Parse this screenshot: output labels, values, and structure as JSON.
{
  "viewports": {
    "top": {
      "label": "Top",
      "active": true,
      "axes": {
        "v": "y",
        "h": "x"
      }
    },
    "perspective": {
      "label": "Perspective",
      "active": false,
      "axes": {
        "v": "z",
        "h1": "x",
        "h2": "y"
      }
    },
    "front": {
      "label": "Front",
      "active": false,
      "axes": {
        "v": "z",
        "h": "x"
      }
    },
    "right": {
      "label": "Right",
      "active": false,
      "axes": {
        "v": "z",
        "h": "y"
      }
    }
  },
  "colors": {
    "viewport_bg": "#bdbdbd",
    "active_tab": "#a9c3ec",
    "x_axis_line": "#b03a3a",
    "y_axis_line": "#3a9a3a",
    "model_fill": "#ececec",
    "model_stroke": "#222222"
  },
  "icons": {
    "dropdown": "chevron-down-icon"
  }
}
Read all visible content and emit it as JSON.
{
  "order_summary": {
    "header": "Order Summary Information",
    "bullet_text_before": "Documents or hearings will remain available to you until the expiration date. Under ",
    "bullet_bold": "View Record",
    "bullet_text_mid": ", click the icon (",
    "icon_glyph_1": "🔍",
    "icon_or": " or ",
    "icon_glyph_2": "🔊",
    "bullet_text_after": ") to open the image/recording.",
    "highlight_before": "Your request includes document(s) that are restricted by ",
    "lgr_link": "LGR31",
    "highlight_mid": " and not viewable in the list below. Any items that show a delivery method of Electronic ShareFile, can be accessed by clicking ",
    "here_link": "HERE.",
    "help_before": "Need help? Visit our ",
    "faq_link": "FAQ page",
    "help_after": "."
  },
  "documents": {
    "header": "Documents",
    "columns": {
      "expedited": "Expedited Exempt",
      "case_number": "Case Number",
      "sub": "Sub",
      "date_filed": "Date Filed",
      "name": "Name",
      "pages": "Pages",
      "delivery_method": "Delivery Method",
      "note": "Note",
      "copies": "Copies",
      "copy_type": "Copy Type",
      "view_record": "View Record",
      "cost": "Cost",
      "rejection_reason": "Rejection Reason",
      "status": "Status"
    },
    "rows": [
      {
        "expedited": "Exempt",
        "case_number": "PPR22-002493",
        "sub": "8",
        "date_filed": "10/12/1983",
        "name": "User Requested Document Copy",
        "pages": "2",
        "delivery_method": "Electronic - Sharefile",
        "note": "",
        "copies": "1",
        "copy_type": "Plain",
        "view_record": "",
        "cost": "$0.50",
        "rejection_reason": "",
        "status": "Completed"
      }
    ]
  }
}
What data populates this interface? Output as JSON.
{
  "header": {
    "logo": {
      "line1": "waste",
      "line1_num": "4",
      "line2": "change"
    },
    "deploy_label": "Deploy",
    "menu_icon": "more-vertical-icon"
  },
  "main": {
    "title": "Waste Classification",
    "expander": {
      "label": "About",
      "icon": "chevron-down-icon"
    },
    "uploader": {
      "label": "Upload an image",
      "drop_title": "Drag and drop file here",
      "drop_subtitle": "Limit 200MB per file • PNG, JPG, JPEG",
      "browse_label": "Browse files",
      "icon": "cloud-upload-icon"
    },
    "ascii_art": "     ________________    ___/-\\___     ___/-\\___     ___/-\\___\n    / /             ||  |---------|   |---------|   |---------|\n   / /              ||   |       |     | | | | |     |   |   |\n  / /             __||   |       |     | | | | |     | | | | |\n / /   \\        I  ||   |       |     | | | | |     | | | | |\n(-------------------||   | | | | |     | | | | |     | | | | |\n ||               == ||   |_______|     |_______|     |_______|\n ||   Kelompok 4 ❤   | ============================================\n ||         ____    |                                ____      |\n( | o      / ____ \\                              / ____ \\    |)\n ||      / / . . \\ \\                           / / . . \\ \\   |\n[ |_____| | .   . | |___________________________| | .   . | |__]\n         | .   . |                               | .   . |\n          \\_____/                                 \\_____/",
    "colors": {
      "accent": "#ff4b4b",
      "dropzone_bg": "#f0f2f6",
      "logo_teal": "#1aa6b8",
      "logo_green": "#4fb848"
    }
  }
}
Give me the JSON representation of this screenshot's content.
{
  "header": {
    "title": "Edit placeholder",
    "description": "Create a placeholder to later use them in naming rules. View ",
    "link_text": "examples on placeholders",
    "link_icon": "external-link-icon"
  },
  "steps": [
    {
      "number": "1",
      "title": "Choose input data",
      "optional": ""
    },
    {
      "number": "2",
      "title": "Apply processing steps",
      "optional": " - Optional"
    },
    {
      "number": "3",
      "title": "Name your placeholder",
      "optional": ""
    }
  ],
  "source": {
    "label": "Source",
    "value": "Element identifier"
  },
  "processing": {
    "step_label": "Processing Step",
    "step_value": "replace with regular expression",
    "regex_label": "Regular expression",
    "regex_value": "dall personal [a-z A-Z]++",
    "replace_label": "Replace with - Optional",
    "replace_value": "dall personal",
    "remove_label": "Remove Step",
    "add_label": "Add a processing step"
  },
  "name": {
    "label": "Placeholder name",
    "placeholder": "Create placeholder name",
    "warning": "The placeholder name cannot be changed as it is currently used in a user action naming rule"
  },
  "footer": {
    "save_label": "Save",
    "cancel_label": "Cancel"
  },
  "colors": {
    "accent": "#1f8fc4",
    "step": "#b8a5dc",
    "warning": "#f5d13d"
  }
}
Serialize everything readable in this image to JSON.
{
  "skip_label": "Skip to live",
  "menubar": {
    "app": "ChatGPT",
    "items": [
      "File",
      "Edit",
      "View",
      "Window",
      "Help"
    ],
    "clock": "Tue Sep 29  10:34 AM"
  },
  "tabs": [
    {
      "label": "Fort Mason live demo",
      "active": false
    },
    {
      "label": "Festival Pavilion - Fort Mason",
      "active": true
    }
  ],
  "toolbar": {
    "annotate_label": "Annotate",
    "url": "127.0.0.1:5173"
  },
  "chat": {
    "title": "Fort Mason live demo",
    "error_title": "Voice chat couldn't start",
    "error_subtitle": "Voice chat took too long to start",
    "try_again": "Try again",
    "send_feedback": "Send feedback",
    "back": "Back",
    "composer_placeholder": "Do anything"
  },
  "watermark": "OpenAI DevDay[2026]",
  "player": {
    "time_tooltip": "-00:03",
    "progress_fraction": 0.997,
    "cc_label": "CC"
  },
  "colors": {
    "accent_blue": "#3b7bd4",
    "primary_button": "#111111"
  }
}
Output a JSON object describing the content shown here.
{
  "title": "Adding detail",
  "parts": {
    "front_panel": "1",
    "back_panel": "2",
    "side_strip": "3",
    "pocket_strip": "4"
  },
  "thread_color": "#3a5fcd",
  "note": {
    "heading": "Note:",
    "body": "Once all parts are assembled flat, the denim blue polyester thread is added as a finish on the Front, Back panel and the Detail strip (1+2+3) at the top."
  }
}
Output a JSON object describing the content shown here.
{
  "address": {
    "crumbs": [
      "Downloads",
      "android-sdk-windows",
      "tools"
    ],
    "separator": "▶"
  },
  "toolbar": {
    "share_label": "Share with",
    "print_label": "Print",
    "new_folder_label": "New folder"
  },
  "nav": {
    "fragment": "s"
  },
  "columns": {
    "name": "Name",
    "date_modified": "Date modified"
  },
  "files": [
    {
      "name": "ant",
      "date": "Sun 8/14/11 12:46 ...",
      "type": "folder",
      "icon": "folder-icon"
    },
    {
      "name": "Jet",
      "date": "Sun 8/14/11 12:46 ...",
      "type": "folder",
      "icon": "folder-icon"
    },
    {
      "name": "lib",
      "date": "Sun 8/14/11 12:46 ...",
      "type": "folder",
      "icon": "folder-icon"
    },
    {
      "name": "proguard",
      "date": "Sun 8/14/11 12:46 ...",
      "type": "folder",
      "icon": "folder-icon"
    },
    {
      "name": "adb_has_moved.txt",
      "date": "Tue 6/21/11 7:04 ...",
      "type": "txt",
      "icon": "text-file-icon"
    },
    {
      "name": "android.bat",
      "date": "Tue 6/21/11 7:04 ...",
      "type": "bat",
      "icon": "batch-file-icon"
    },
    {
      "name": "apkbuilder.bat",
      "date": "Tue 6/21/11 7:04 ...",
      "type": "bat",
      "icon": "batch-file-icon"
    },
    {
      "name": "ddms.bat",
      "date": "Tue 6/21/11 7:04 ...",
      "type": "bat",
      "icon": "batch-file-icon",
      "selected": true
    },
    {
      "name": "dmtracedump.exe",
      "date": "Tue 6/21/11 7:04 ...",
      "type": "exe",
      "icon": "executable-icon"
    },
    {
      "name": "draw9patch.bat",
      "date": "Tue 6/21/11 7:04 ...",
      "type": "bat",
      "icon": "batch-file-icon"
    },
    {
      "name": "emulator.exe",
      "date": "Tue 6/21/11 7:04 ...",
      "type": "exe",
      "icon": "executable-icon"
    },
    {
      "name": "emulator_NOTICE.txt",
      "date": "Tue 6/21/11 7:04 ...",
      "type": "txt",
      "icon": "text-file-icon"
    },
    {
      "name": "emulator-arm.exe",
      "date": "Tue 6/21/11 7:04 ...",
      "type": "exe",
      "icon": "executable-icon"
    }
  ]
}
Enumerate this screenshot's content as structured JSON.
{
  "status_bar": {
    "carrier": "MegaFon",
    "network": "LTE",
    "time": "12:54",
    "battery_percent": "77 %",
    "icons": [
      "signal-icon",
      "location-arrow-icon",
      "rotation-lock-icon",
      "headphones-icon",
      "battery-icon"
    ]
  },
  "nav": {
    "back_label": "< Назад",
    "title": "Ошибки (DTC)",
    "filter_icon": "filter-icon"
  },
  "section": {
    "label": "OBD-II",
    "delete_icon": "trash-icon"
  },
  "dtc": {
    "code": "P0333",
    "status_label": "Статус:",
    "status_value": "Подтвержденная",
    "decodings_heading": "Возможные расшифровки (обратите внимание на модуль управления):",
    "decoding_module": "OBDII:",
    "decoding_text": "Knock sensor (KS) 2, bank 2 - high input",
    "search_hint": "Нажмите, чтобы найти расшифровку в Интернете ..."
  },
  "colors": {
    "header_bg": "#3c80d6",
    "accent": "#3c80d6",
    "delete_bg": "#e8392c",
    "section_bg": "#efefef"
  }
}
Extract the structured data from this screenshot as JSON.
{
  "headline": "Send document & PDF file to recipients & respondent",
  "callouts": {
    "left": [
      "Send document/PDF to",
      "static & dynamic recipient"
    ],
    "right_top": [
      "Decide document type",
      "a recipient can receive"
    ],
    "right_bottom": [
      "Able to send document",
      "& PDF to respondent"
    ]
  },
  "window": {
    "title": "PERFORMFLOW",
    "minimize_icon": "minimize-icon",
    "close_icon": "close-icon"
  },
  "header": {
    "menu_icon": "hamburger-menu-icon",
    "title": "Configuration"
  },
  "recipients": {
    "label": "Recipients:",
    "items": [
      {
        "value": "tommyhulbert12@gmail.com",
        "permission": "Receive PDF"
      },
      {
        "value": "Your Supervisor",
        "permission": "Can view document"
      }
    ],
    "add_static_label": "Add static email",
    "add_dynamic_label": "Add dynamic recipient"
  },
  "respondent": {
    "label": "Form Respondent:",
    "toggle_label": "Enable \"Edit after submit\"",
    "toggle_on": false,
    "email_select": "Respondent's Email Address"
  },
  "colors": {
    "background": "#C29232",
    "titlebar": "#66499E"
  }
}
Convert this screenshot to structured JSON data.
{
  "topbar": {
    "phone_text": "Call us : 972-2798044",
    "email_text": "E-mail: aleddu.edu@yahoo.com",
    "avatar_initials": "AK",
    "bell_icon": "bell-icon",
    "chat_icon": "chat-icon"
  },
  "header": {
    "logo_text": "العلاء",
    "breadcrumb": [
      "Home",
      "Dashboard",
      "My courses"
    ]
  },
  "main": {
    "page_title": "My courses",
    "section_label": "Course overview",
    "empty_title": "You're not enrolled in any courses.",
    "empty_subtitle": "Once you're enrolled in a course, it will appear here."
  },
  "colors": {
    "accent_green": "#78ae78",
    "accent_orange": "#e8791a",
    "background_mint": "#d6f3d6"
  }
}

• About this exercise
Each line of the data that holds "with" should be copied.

• Answer box
    "step_value": "replace with regular expression",
    "replace_label": "Replace with - Optional",
    "share_label": "Share with",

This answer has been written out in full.